[Start of section]
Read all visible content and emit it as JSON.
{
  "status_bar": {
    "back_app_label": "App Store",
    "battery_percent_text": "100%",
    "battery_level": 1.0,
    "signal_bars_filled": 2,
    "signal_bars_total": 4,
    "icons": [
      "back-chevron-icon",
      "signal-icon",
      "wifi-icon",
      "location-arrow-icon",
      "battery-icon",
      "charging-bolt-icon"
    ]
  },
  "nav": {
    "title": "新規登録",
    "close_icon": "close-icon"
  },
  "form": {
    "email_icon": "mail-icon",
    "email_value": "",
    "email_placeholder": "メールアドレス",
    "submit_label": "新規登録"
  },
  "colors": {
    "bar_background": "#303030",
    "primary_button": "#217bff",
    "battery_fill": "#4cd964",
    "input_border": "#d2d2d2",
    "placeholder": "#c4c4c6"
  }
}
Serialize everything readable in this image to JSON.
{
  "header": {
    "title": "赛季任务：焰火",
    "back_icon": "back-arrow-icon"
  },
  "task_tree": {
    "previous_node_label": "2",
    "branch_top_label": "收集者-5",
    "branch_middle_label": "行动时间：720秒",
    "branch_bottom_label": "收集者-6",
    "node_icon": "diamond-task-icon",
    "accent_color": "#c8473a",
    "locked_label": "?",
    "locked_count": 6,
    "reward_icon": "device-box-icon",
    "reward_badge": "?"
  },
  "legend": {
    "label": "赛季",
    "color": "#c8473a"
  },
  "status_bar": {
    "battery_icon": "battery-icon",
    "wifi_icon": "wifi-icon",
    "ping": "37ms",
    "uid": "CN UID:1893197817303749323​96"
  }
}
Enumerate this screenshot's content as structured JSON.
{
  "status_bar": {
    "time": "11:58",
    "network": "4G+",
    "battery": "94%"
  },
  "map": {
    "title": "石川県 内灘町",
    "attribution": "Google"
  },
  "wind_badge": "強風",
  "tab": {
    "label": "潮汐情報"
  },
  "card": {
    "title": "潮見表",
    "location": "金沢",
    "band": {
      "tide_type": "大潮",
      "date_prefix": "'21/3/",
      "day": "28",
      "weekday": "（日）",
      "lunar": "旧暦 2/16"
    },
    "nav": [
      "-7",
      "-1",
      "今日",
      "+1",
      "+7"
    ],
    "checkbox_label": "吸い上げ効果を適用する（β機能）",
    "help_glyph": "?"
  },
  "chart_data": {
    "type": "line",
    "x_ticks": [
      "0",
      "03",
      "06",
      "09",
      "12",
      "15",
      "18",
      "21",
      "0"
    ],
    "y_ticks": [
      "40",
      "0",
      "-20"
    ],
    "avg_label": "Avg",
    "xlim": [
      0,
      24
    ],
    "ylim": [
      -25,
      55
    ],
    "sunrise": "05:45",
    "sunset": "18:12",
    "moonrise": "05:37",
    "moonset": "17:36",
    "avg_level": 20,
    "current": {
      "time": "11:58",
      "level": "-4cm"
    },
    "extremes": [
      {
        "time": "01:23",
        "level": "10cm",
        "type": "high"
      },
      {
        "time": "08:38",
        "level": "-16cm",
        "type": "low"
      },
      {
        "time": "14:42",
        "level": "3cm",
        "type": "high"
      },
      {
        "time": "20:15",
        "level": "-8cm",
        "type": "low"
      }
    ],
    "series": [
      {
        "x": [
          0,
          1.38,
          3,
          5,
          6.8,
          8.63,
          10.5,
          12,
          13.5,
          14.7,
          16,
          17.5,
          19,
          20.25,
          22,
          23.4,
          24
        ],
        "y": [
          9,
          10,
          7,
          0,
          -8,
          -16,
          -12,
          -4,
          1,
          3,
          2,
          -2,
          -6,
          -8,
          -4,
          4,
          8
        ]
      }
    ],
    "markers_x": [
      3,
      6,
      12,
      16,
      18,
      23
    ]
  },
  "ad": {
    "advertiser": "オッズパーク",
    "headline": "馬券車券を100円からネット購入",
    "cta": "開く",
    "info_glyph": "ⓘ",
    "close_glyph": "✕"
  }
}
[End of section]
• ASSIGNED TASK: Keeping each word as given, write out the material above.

• COMPLETED EXERCISE:
Read all visible content and emit it as JSON.
{
  "status_bar": {
    "back_app_label": "App Store",
    "battery_percent_text": "100%",
    "battery_level": 1.0,
    "signal_bars_filled": 2,
    "signal_bars_total": 4,
    "icons": [
      "back-chevron-icon",
      "signal-icon",
      "wifi-icon",
      "location-arrow-icon",
      "battery-icon",
      "charging-bolt-icon"
    ]
  },
  "nav": {
    "title": "新規登録",
    "close_icon": "close-icon"
  },
  "form": {
    "email_icon": "mail-icon",
    "email_value": "",
    "email_placeholder": "メールアドレス",
    "submit_label": "新規登録"
  },
  "colors": {
    "bar_background": "#303030",
    "primary_button": "#217bff",
    "battery_fill": "#4cd964",
    "input_border": "#d2d2d2",
    "placeholder": "#c4c4c6"
  }
}
Serialize everything readable in this image to JSON.
{
  "header": {
    "title": "赛季任务：焰火",
    "back_icon": "back-arrow-icon"
  },
  "task_tree": {
    "previous_node_label": "2",
    "branch_top_label": "收集者-5",
    "branch_middle_label": "行动时间：720秒",
    "branch_bottom_label": "收集者-6",
    "node_icon": "diamond-task-icon",
    "accent_color": "#c8473a",
    "locked_label": "?",
    "locked_count": 6,
    "reward_icon": "device-box-icon",
    "reward_badge": "?"
  },
  "legend": {
    "label": "赛季",
    "color": "#c8473a"
  },
  "status_bar": {
    "battery_icon": "battery-icon",
    "wifi_icon": "wifi-icon",
    "ping": "37ms",
    "uid": "CN UID:1893197817303749323​96"
  }
}
Enumerate this screenshot's content as structured JSON.
{
  "status_bar": {
    "time": "11:58",
    "network": "4G+",
    "battery": "94%"
  },
  "map": {
    "title": "石川県 内灘町",
    "attribution": "Google"
  },
  "wind_badge": "強風",
  "tab": {
    "label": "潮汐情報"
  },
  "card": {
    "title": "潮見表",
    "location": "金沢",
    "band": {
      "tide_type": "大潮",
      "date_prefix": "'21/3/",
      "day": "28",
      "weekday": "（日）",
      "lunar": "旧暦 2/16"
    },
    "nav": [
      "-7",
      "-1",
      "今日",
      "+1",
      "+7"
    ],
    "checkbox_label": "吸い上げ効果を適用する（β機能）",
    "help_glyph": "?"
  },
  "chart_data": {
    "type": "line",
    "x_ticks": [
      "0",
      "03",
      "06",
      "09",
      "12",
      "15",
      "18",
      "21",
      "0"
    ],
    "y_ticks": [
      "40",
      "0",
      "-20"
    ],
    "avg_label": "Avg",
    "xlim": [
      0,
      24
    ],
    "ylim": [
      -25,
      55
    ],
    "sunrise": "05:45",
    "sunset": "18:12",
    "moonrise": "05:37",
    "moonset": "17:36",
    "avg_level": 20,
    "current": {
      "time": "11:58",
      "level": "-4cm"
    },
    "extremes": [
      {
        "time": "01:23",
        "level": "10cm",
        "type": "high"
      },
      {
        "time": "08:38",
        "level": "-16cm",
        "type": "low"
      },
      {
        "time": "14:42",
        "level": "3cm",
        "type": "high"
      },
      {
        "time": "20:15",
        "level": "-8cm",
        "type": "low"
      }
    ],
    "series": [
      {
        "x": [
          0,
          1.38,
          3,
          5,
          6.8,
          8.63,
          10.5,
          12,
          13.5,
          14.7,
          16,
          17.5,
          19,
          20.25,
          22,
          23.4,
          24
        ],
        "y": [
          9,
          10,
          7,
          0,
          -8,
          -16,
          -12,
          -4,
          1,
          3,
          2,
          -2,
          -6,
          -8,
          -4,
          4,
          8
        ]
      }
    ],
    "markers_x": [
      3,
      6,
      12,
      16,
      18,
      23
    ]
  },
  "ad": {
    "advertiser": "オッズパーク",
    "headline": "馬券車券を100円からネット購入",
    "cta": "開く",
    "info_glyph": "ⓘ",
    "close_glyph": "✕"
  }
}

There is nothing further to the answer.